Start of SOURCE DATA
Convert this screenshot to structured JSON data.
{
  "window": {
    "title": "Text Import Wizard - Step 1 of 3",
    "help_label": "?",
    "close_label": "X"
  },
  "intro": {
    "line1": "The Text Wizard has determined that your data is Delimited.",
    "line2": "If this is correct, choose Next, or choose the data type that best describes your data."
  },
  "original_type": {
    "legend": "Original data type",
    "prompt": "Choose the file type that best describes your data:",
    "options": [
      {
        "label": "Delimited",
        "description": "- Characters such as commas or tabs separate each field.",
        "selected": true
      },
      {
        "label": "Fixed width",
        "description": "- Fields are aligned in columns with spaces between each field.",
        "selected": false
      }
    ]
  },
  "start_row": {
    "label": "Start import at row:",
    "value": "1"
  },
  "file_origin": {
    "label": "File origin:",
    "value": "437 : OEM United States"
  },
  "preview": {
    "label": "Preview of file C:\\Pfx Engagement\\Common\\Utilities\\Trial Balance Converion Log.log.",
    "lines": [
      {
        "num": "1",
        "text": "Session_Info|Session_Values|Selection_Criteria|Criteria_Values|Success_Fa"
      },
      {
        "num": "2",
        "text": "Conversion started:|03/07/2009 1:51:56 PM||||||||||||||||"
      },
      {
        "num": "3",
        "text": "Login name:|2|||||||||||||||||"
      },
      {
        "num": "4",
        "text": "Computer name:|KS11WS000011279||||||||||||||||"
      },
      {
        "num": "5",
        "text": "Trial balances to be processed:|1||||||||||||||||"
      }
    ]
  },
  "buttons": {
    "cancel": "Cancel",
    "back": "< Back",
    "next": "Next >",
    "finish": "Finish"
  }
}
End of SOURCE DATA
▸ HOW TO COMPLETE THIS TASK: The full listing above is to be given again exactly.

▸ YOUR SOLUTION:
Convert this screenshot to structured JSON data.
{
  "window": {
    "title": "Text Import Wizard - Step 1 of 3",
    "help_label": "?",
    "close_label": "X"
  },
  "intro": {
    "line1": "The Text Wizard has determined that your data is Delimited.",
    "line2": "If this is correct, choose Next, or choose the data type that best describes your data."
  },
  "original_type": {
    "legend": "Original data type",
    "prompt": "Choose the file type that best describes your data:",
    "options": [
      {
        "label": "Delimited",
        "description": "- Characters such as commas or tabs separate each field.",
        "selected": true
      },
      {
        "label": "Fixed width",
        "description": "- Fields are aligned in columns with spaces between each field.",
        "selected": false
      }
    ]
  },
  "start_row": {
    "label": "Start import at row:",
    "value": "1"
  },
  "file_origin": {
    "label": "File origin:",
    "value": "437 : OEM United States"
  },
  "preview": {
    "label": "Preview of file C:\\Pfx Engagement\\Common\\Utilities\\Trial Balance Converion Log.log.",
    "lines": [
      {
        "num": "1",
        "text": "Session_Info|Session_Values|Selection_Criteria|Criteria_Values|Success_Fa"
      },
      {
        "num": "2",
        "text": "Conversion started:|03/07/2009 1:51:56 PM||||||||||||||||"
      },
      {
        "num": "3",
        "text": "Login name:|2|||||||||||||||||"
      },
      {
        "num": "4",
        "text": "Computer name:|KS11WS000011279||||||||||||||||"
      },
      {
        "num": "5",
        "text": "Trial balances to be processed:|1||||||||||||||||"
      }
    ]
  },
  "buttons": {
    "cancel": "Cancel",
    "back": "< Back",
    "next": "Next >",
    "finish": "Finish"
  }
}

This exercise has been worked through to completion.